Waiting for Rain
Reflections at the Turning of the Year
Publication Year: 2008
Published by: Jewish Publication Society
Waiting for Rain has been, and I aver to say that it will probably always be, a lifelong endeavor. The actual writing was undertaken over the course of the last five years, and so the multitude of students, teachers, family, and friends to whom I owe thanks is beyond...
Moving beyond the all-encompassing embrace of thankfulness to a more familial note, I confront the unfathomable challenge of ,em>hakarat ha-tov, the recognition of goodness. How does one begin to...
Surveying the parched earth at the end of a long, dry summer, the farmer waits for rain, as did his predecessors, who tilled the same fields before him. The cisterns are empty and the springs have ceased to flow; throats are dry and voices are muted. The season is replete...
Part I On the Threshold of Majesty
Chapter One Somewhere over the Rainbow

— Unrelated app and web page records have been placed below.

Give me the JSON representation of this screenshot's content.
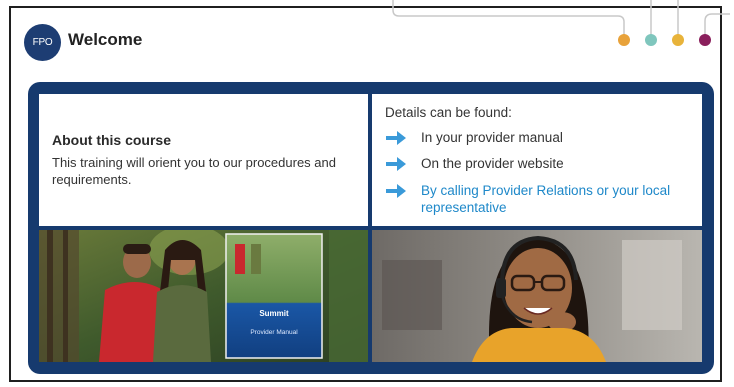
{
  "header": {
    "logo_text": "FPO",
    "title": "Welcome"
  },
  "dots": [
    "#e8a23a",
    "#7fc6bd",
    "#e8b33a",
    "#8a1f5c"
  ],
  "about": {
    "heading": "About this course",
    "body": "This training will orient you to our procedures and requirements."
  },
  "details": {
    "heading": "Details can be found:",
    "items": [
      {
        "label": "In your provider manual"
      },
      {
        "label": "On the provider website"
      },
      {
        "label": "By calling Provider Relations or your local representative"
      }
    ]
  },
  "photos": {
    "left_manual_brand": "Summit",
    "left_manual_title": "Provider Manual"
  },
  "colors": {
    "navy": "#163a6e",
    "arrow": "#3a9ad9",
    "link": "#1e88c9"
  }
}
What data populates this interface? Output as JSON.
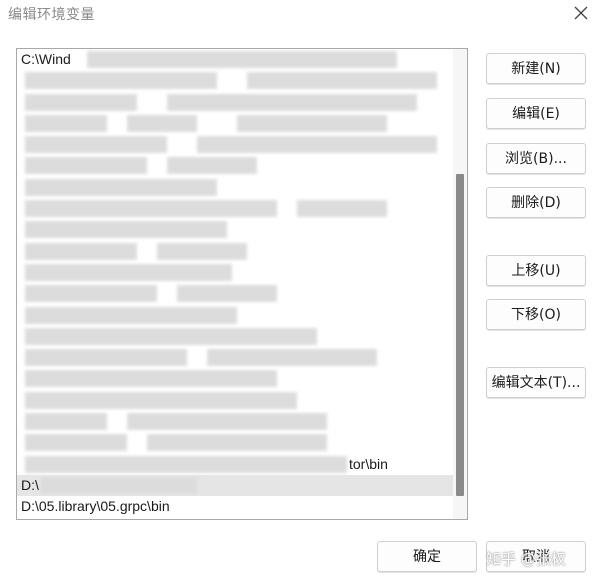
{
  "window": {
    "title": "编辑环境变量"
  },
  "list": {
    "items": [
      {
        "text": "C:\\Wind"
      },
      {
        "text": ""
      },
      {
        "text": ""
      },
      {
        "text": ""
      },
      {
        "text": ""
      },
      {
        "text": ""
      },
      {
        "text": ""
      },
      {
        "text": ""
      },
      {
        "text": ""
      },
      {
        "text": ""
      },
      {
        "text": ""
      },
      {
        "text": ""
      },
      {
        "text": ""
      },
      {
        "text": ""
      },
      {
        "text": ""
      },
      {
        "text": ""
      },
      {
        "text": ""
      },
      {
        "text": ""
      },
      {
        "text": ""
      },
      {
        "text": "tor\\bin"
      },
      {
        "text": "D:\\"
      },
      {
        "text": "D:\\05.library\\05.grpc\\bin"
      }
    ],
    "selected_index": 20
  },
  "buttons": {
    "new": "新建(N)",
    "edit": "编辑(E)",
    "browse": "浏览(B)...",
    "delete": "删除(D)",
    "move_up": "上移(U)",
    "move_down": "下移(O)",
    "edit_text": "编辑文本(T)...",
    "ok": "确定",
    "cancel": "取消"
  },
  "watermark": "知乎 @张权"
}
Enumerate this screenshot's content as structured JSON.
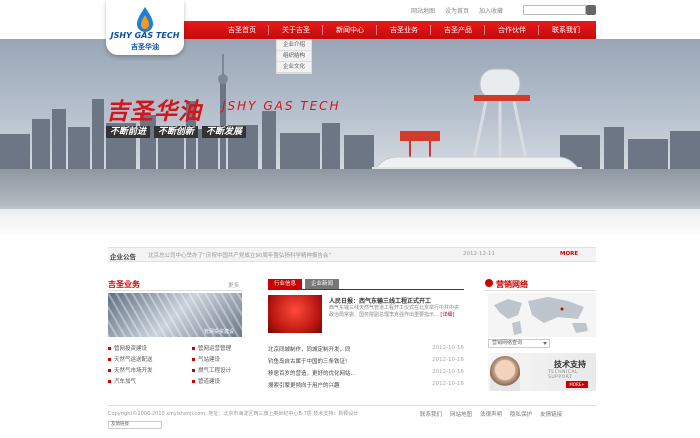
{
  "logo": {
    "en": "JSHY GAS TECH",
    "cn": "吉圣华油"
  },
  "toplinks": [
    "网站地图",
    "设为首页",
    "加入收藏"
  ],
  "nav": [
    "吉圣首页",
    "关于吉圣",
    "新闻中心",
    "吉圣业务",
    "吉圣产品",
    "合作伙伴",
    "联系我们"
  ],
  "submenu": [
    "企业介绍",
    "组织结构",
    "企业文化"
  ],
  "banner": {
    "brand_cn": "吉圣华油",
    "brand_en": "JSHY GAS TECH",
    "mottos": [
      "不断前进",
      "不断创新",
      "不断发展"
    ]
  },
  "notice": {
    "label": "企业公告",
    "text": "北京总公司中心举办了“庆祝中国共产党成立90周年暨弘扬科学精神报告会”",
    "date": "2012-12-11",
    "more": "MORE"
  },
  "business": {
    "title": "吉圣业务",
    "more": "更多",
    "caption": "管网投资建设",
    "items": [
      "管网投资建设",
      "管网运营管理",
      "天然气运送配送",
      "气站建设",
      "天然气市场开发",
      "燃气工程设计",
      "汽车加气",
      "管道建设"
    ]
  },
  "news": {
    "tabs": [
      "行业信息",
      "企业新闻"
    ],
    "headline": "人民日报：西气东输三线工程正式开工",
    "summary": "西气东输三线天然气管道工程开工仪式在北京举行中共中央政治局常委、国务院副总理李克强作出重要指示...",
    "detail": "[详细]",
    "list": [
      {
        "title": "北京同城制作，同城定制开发，同",
        "date": "2012-10-16"
      },
      {
        "title": "钓鱼岛自古属于中国的三条铁证!",
        "date": "2012-10-16"
      },
      {
        "title": "移居百岁的营造，更好的优化网站...",
        "date": "2012-10-16"
      },
      {
        "title": "搜索引擎更倾向于用户的兴趣",
        "date": "2012-10-16"
      }
    ]
  },
  "network": {
    "title": "营销网络",
    "select": "营销网络查询",
    "support_title": "技术支持",
    "support_sub": "TECHNICAL SUPPORT",
    "support_more": "MORE+"
  },
  "footer": {
    "copy": "Copyright©2006-2010 xinyishenji.com.  地址：北京市海淀区西三旗上奥世纪中心B-7层  技术支持：新颖设计",
    "links": [
      "联系我们",
      "网站地图",
      "法律声明",
      "隐私保护",
      "友情链接"
    ],
    "flink": "友情链接"
  }
}
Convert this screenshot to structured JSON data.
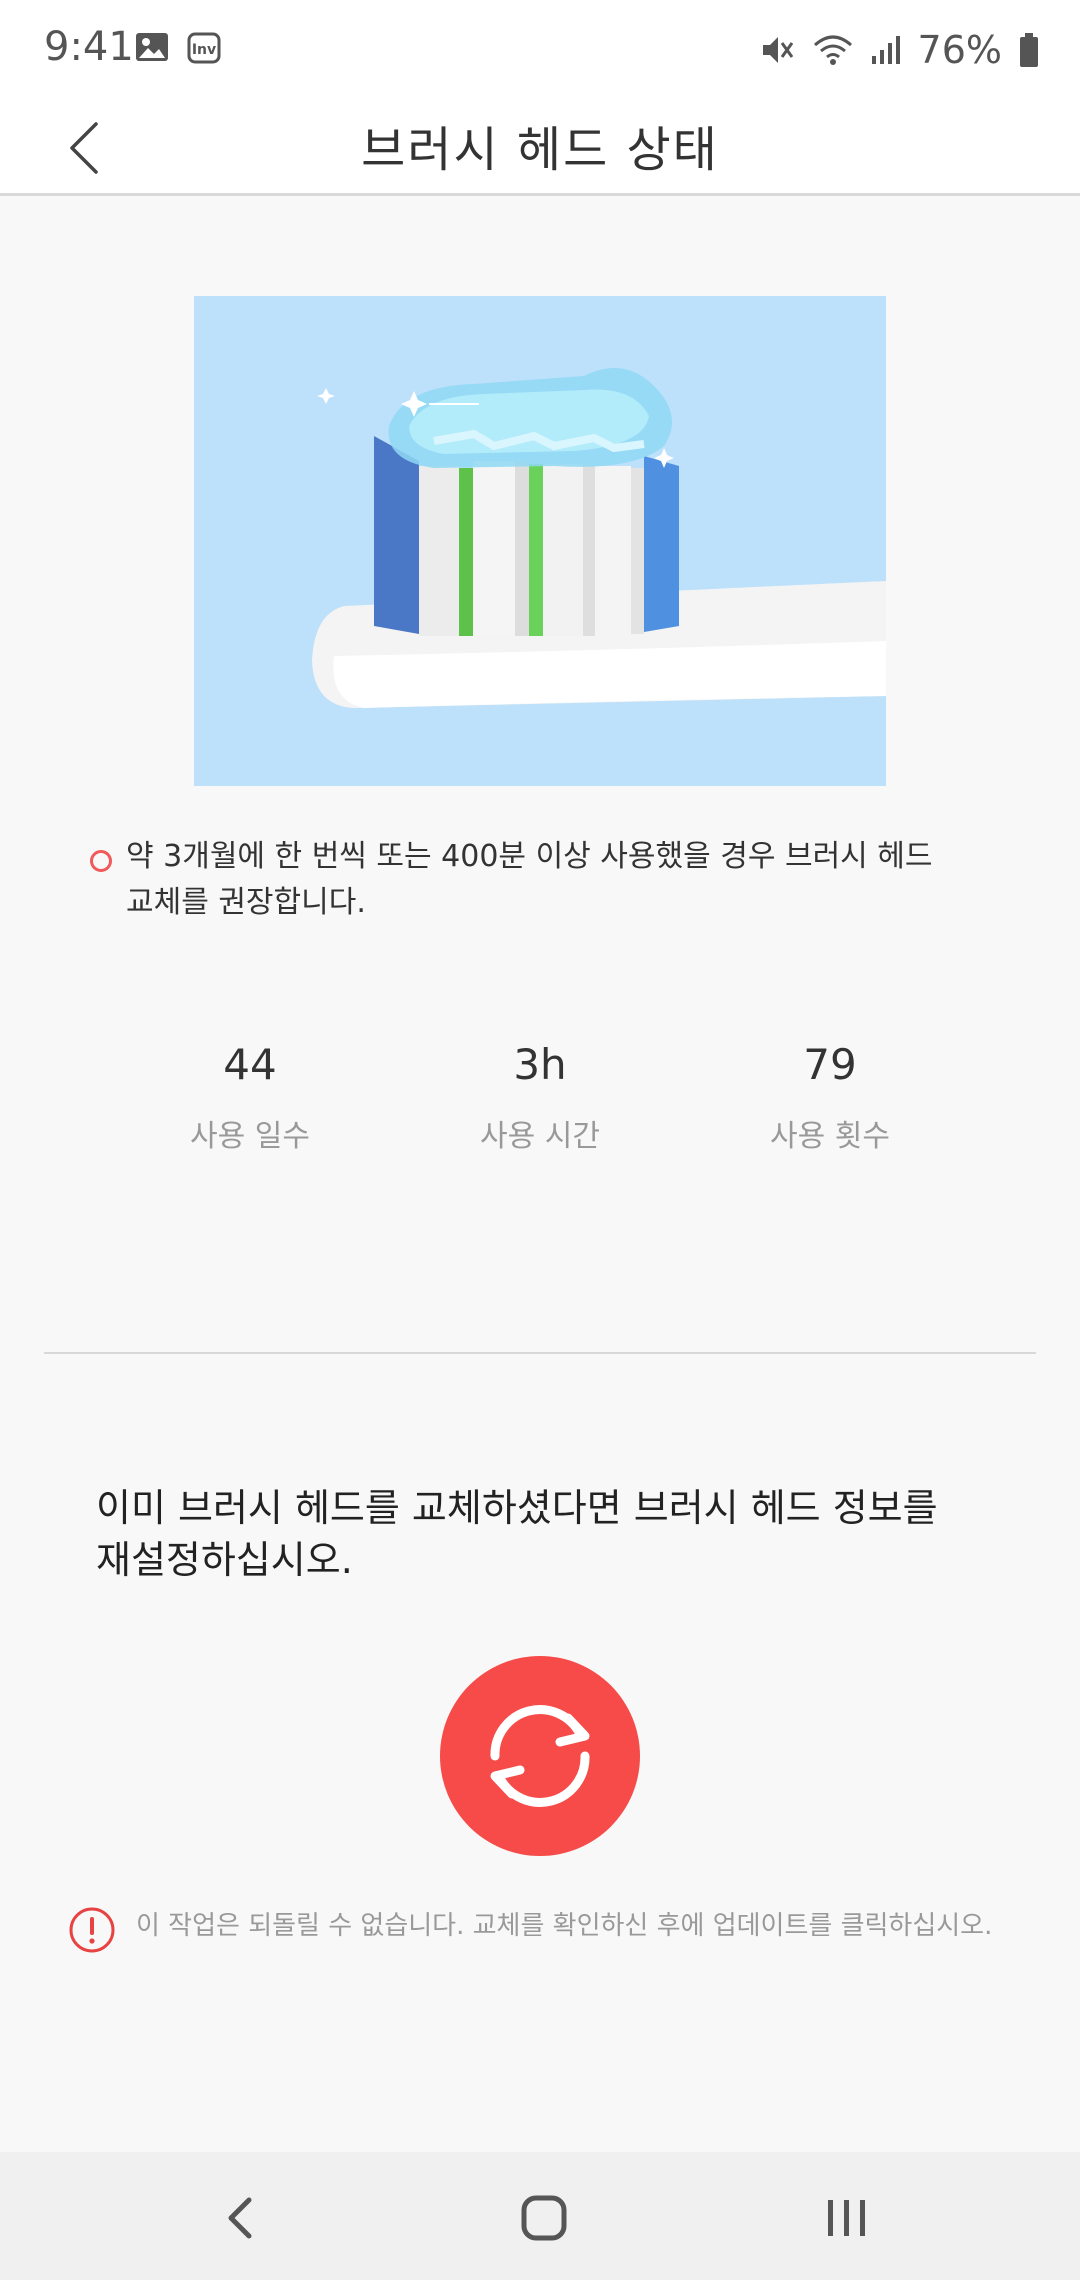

The golden thread of memory is intricately woven into the fabric of Rosh Hashanah, the first Day of Awe. In the Bible, Rosh Hashanah is called Yom ha-Zikaron—the Day of Remembrance. All of our memories pass before us, impelling us to take stock of our merits...
Chapter Two Tears from Heaven
The story of the Akedah (the Binding of Isaac) is the most compelling scriptural reading of the Days of Awe. Its soul-stirring testimony to faith, devotion, courage, and love is a powerful message for Rosh Hashanah. On that Day of Judgment we contemplate the trials...
Chapter Three A Voice on High
As is the case on Sabbath and holidays, the scriptural readings for Rosh Hashanah consist of Torah passages, followed by selections from the Prophets. In the Torah portion for the first day of Rosh Hashanah, we read of the birth of Isaac, and on the second day we...
Chapter Four The Symphony of Return
The historical significance of Rosh Hashanah is shrouded in mystery. As opposed to the other Jewish festivals, it is not singled out in the Torah as a milestone date in the history of the Jewish people. The Rabbis offered a variety of suggestions as to what took place on...
Chapter Five From the Fathomless Depths to the Windows of Heaven
The well-known custom of Tashlikh is among the many rituals associated with Rosh Hashanah. Communities assemble near a body of water, symbolically casting away their sins and reciting biblical passages related to repentance. Although there are various biblical selections...
Chapter Six The Last Psalm
These days of close religious encounters are days of teshuvah— repentance. It is during this period that we seek God’s light, yearn for His shelter, and strive to realign our relationship with Him. The ten days of teshuvah culminating in Yom Kippur are filled with moments of retrospection. Teshuvah, the Hebrew word for repentance...
Chapter Seven Shattered Tablets, Broken Hearts
The cornerstone of our penitential liturgy, from the predawn Selihot of the month of Elul through Ne’ilah at the closing of the gates on Yom Kippur, is what is classically known as the Sh’losh Esreh Midot— the 13 Divine Attributes of Mercy. The repeated recitation of these attributes...
Chapter Eight Eleh Ezkerah
The fulcrum of the Yom Kippur liturgy, found in the Musaf prayer, is the avodah (literally, “the service”). It describes in great detail the Temple rituals of sacrifice and atonement performed by the High Priest in days of yore. In one of the rites, he was brought two he-goats...
Chapter Nine Pouring Out Our Hearts
The High Holy Days are a spiritual odyssey. We travel from Rosh Hashanah to Yom Kippur, from Yom Kippur to Sukkot, and from Sukkot, we arrive at Hoshana Rabbah. Liturgical texts and readings from the Torah and the Prophets serve as signposts along the way....
Chapter Ten Through Fire and Rain
In the Bible, Sukkot is a time of celebration, a harvest festival when the people are instructed to rejoice before the Lord. When the word hag—festival—is used without further qualifiers, it refers specifically to Sukkot and not to the other holidays. The Rabbis, however, transformed...
Chapter Eleven Standing on Holy Ground
Simchat Torah marks the conclusion of the annual Torah reading cycle. As the final verses of Deuteronomy are read, a feeling of accomplishment and fulfillment spreads over the congregation. All rise and joyously sing: Hazak, hazak, ve-nit’hazek!—“May we be strong...
Publication Year: 2008
OCLC Number: 676700424
MUSE Marc Record: Download for Waiting for Rain